_ABOUT THIS TASK_.
Give every entry again, exactly as it stands.

[Stored data]
►
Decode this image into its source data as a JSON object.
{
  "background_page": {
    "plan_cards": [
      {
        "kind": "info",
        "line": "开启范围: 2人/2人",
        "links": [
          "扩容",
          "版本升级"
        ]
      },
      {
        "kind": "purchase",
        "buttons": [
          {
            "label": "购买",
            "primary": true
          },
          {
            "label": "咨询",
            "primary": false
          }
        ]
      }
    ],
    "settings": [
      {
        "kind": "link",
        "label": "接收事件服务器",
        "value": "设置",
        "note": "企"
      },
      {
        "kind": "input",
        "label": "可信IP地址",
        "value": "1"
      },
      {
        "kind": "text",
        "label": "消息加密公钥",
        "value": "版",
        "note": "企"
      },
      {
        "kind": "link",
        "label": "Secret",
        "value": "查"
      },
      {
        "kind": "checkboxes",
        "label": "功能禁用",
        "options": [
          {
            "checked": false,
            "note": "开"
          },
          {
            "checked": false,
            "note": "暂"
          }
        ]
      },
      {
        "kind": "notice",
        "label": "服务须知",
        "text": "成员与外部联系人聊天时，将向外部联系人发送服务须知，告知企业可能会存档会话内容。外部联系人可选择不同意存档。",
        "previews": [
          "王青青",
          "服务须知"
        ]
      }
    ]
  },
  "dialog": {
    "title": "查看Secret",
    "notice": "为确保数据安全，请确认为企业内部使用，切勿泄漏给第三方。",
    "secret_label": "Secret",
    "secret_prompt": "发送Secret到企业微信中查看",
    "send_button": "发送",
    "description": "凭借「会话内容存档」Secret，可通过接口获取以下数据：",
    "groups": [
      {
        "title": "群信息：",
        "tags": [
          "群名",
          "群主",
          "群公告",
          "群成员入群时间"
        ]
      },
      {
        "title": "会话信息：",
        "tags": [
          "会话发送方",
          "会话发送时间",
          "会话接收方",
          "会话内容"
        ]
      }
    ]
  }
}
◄
_WRITTEN REPLY_.
Decode this image into its source data as a JSON object.
{
  "background_page": {
    "plan_cards": [
      {
        "kind": "info",
        "line": "开启范围: 2人/2人",
        "links": [
          "扩容",
          "版本升级"
        ]
      },
      {
        "kind": "purchase",
        "buttons": [
          {
            "label": "购买",
            "primary": true
          },
          {
            "label": "咨询",
            "primary": false
          }
        ]
      }
    ],
    "settings": [
      {
        "kind": "link",
        "label": "接收事件服务器",
        "value": "设置",
        "note": "企"
      },
      {
        "kind": "input",
        "label": "可信IP地址",
        "value": "1"
      },
      {
        "kind": "text",
        "label": "消息加密公钥",
        "value": "版",
        "note": "企"
      },
      {
        "kind": "link",
        "label": "Secret",
        "value": "查"
      },
      {
        "kind": "checkboxes",
        "label": "功能禁用",
        "options": [
          {
            "checked": false,
            "note": "开"
          },
          {
            "checked": false,
            "note": "暂"
          }
        ]
      },
      {
        "kind": "notice",
        "label": "服务须知",
        "text": "成员与外部联系人聊天时，将向外部联系人发送服务须知，告知企业可能会存档会话内容。外部联系人可选择不同意存档。",
        "previews": [
          "王青青",
          "服务须知"
        ]
      }
    ]
  },
  "dialog": {
    "title": "查看Secret",
    "notice": "为确保数据安全，请确认为企业内部使用，切勿泄漏给第三方。",
    "secret_label": "Secret",
    "secret_prompt": "发送Secret到企业微信中查看",
    "send_button": "发送",
    "description": "凭借「会话内容存档」Secret，可通过接口获取以下数据：",
    "groups": [
      {
        "title": "群信息：",
        "tags": [
          "群名",
          "群主",
          "群公告",
          "群成员入群时间"
        ]
      },
      {
        "title": "会话信息：",
        "tags": [
          "会话发送方",
          "会话发送时间",
          "会话接收方",
          "会话内容"
        ]
      }
    ]
  }
}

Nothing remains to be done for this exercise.